#### About this task
Each entry that follows is to be retyped exactly. Pictures do not belong in the copy.

Excerpts from a dataset:
[Start of Attachment]

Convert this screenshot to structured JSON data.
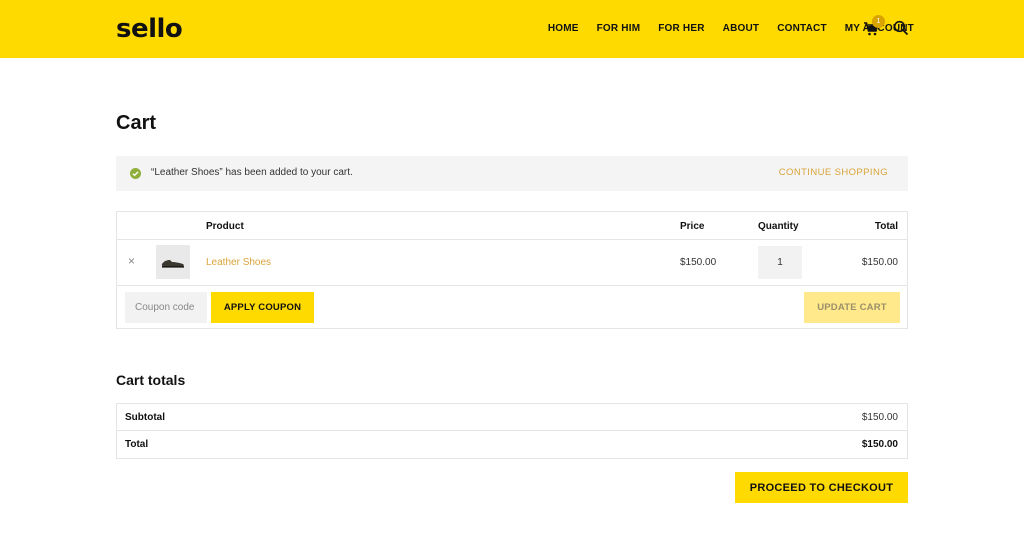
{
  "brand": {
    "logo": "sello",
    "accent": "#ffda00"
  },
  "nav": [
    "HOME",
    "FOR HIM",
    "FOR HER",
    "ABOUT",
    "CONTACT",
    "MY ACCOUNT"
  ],
  "header_icons": {
    "cart": "cart-icon",
    "search": "search-icon",
    "cart_count": "1"
  },
  "page": {
    "title": "Cart"
  },
  "notice": {
    "message": "“Leather Shoes” has been added to your cart.",
    "link": "CONTINUE SHOPPING",
    "icon": "check-circle-icon"
  },
  "cart_table": {
    "headers": {
      "product": "Product",
      "price": "Price",
      "quantity": "Quantity",
      "total": "Total"
    },
    "rows": [
      {
        "remove": "×",
        "name": "Leather Shoes",
        "price": "$150.00",
        "quantity": "1",
        "total": "$150.00"
      }
    ],
    "coupon_placeholder": "Coupon code",
    "apply_label": "APPLY COUPON",
    "update_label": "UPDATE CART"
  },
  "totals": {
    "title": "Cart totals",
    "subtotal_label": "Subtotal",
    "subtotal_value": "$150.00",
    "total_label": "Total",
    "total_value": "$150.00",
    "checkout_label": "PROCEED TO CHECKOUT"
  }
}
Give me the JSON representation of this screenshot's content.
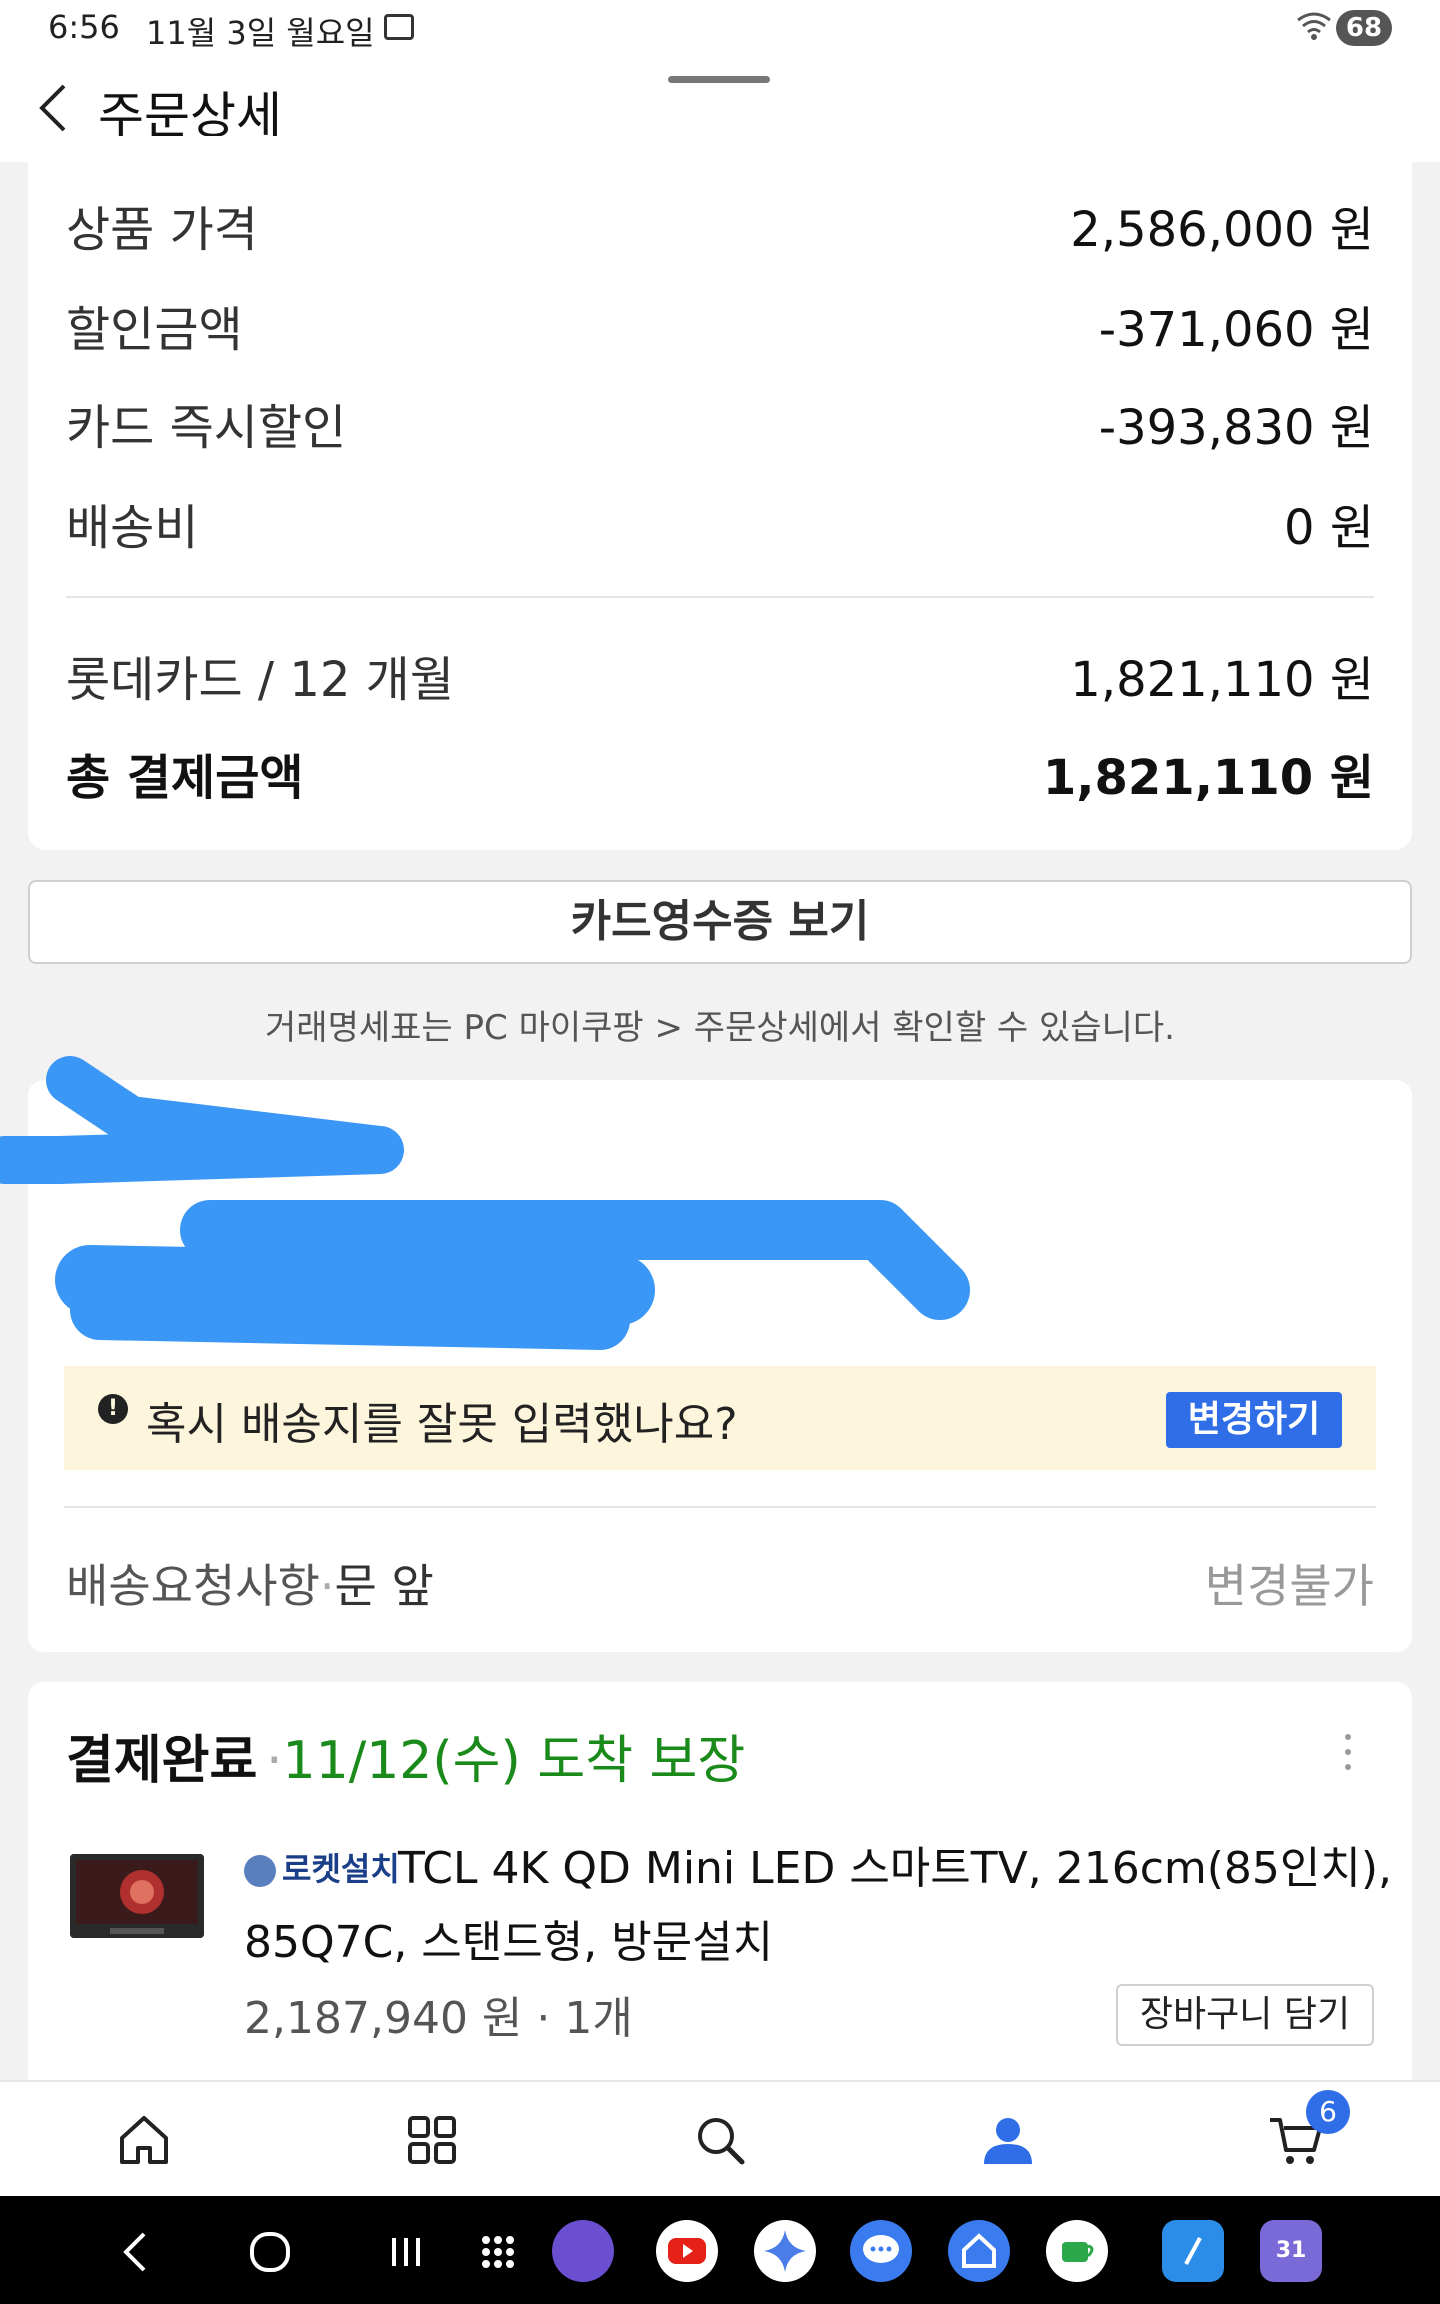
{
  "status_bar": {
    "time": "6:56",
    "date": "11월 3일 월요일",
    "battery": "68"
  },
  "header": {
    "title": "주문상세"
  },
  "payment": {
    "rows": [
      {
        "label": "상품 가격",
        "value": "2,586,000 원"
      },
      {
        "label": "할인금액",
        "value": "-371,060 원"
      },
      {
        "label": "카드 즉시할인",
        "value": "-393,830 원"
      },
      {
        "label": "배송비",
        "value": "0 원"
      }
    ],
    "card_row": {
      "label": "롯데카드 / 12 개월",
      "value": "1,821,110 원"
    },
    "total_row": {
      "label": "총 결제금액",
      "value": "1,821,110 원"
    }
  },
  "receipt": {
    "button_label": "카드영수증 보기",
    "note": "거래명세표는 PC 마이쿠팡 > 주문상세에서 확인할 수 있습니다."
  },
  "address": {
    "warning_text": "혹시 배송지를 잘못 입력했나요?",
    "change_label": "변경하기",
    "request_label": "배송요청사항",
    "request_separator": "·",
    "request_value": "문 앞",
    "request_status": "변경불가"
  },
  "order": {
    "status": "결제완료",
    "separator": "·",
    "arrival": "11/12(수) 도착 보장",
    "badge": "로켓설치",
    "product_line1": "TCL 4K QD Mini LED 스마트TV, 216cm(85인치),",
    "product_line2": "85Q7C, 스탠드형, 방문설치",
    "price": "2,187,940 원 · 1개",
    "cart_button": "장바구니 담기"
  },
  "bottom_nav": {
    "cart_count": "6",
    "active_color": "#2f6ee6"
  },
  "system_nav": {
    "calendar_day": "31"
  },
  "colors": {
    "accent": "#2f6ee6",
    "arrival_green": "#1a8a1a",
    "warning_bg": "#fdf6dd",
    "redaction": "#3b97f5"
  }
}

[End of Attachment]

#### Result of this task
Convert this screenshot to structured JSON data.
{
  "brand": {
    "logo": "sello",
    "accent": "#ffda00"
  },
  "nav": [
    "HOME",
    "FOR HIM",
    "FOR HER",
    "ABOUT",
    "CONTACT",
    "MY ACCOUNT"
  ],
  "header_icons": {
    "cart": "cart-icon",
    "search": "search-icon",
    "cart_count": "1"
  },
  "page": {
    "title": "Cart"
  },
  "notice": {
    "message": "“Leather Shoes” has been added to your cart.",
    "link": "CONTINUE SHOPPING",
    "icon": "check-circle-icon"
  },
  "cart_table": {
    "headers": {
      "product": "Product",
      "price": "Price",
      "quantity": "Quantity",
      "total": "Total"
    },
    "rows": [
      {
        "remove": "×",
        "name": "Leather Shoes",
        "price": "$150.00",
        "quantity": "1",
        "total": "$150.00"
      }
    ],
    "coupon_placeholder": "Coupon code",
    "apply_label": "APPLY COUPON",
    "update_label": "UPDATE CART"
  },
  "totals": {
    "title": "Cart totals",
    "subtotal_label": "Subtotal",
    "subtotal_value": "$150.00",
    "total_label": "Total",
    "total_value": "$150.00",
    "checkout_label": "PROCEED TO CHECKOUT"
  }
}
Give me the JSON representation of this screenshot's content.
{
  "status_bar": {
    "time": "6:56",
    "date": "11월 3일 월요일",
    "battery": "68"
  },
  "header": {
    "title": "주문상세"
  },
  "payment": {
    "rows": [
      {
        "label": "상품 가격",
        "value": "2,586,000 원"
      },
      {
        "label": "할인금액",
        "value": "-371,060 원"
      },
      {
        "label": "카드 즉시할인",
        "value": "-393,830 원"
      },
      {
        "label": "배송비",
        "value": "0 원"
      }
    ],
    "card_row": {
      "label": "롯데카드 / 12 개월",
      "value": "1,821,110 원"
    },
    "total_row": {
      "label": "총 결제금액",
      "value": "1,821,110 원"
    }
  },
  "receipt": {
    "button_label": "카드영수증 보기",
    "note": "거래명세표는 PC 마이쿠팡 > 주문상세에서 확인할 수 있습니다."
  },
  "address": {
    "warning_text": "혹시 배송지를 잘못 입력했나요?",
    "change_label": "변경하기",
    "request_label": "배송요청사항",
    "request_separator": "·",
    "request_value": "문 앞",
    "request_status": "변경불가"
  },
  "order": {
    "status": "결제완료",
    "separator": "·",
    "arrival": "11/12(수) 도착 보장",
    "badge": "로켓설치",
    "product_line1": "TCL 4K QD Mini LED 스마트TV, 216cm(85인치),",
    "product_line2": "85Q7C, 스탠드형, 방문설치",
    "price": "2,187,940 원 · 1개",
    "cart_button": "장바구니 담기"
  },
  "bottom_nav": {
    "cart_count": "6",
    "active_color": "#2f6ee6"
  },
  "system_nav": {
    "calendar_day": "31"
  },
  "colors": {
    "accent": "#2f6ee6",
    "arrival_green": "#1a8a1a",
    "warning_bg": "#fdf6dd",
    "redaction": "#3b97f5"
  }
}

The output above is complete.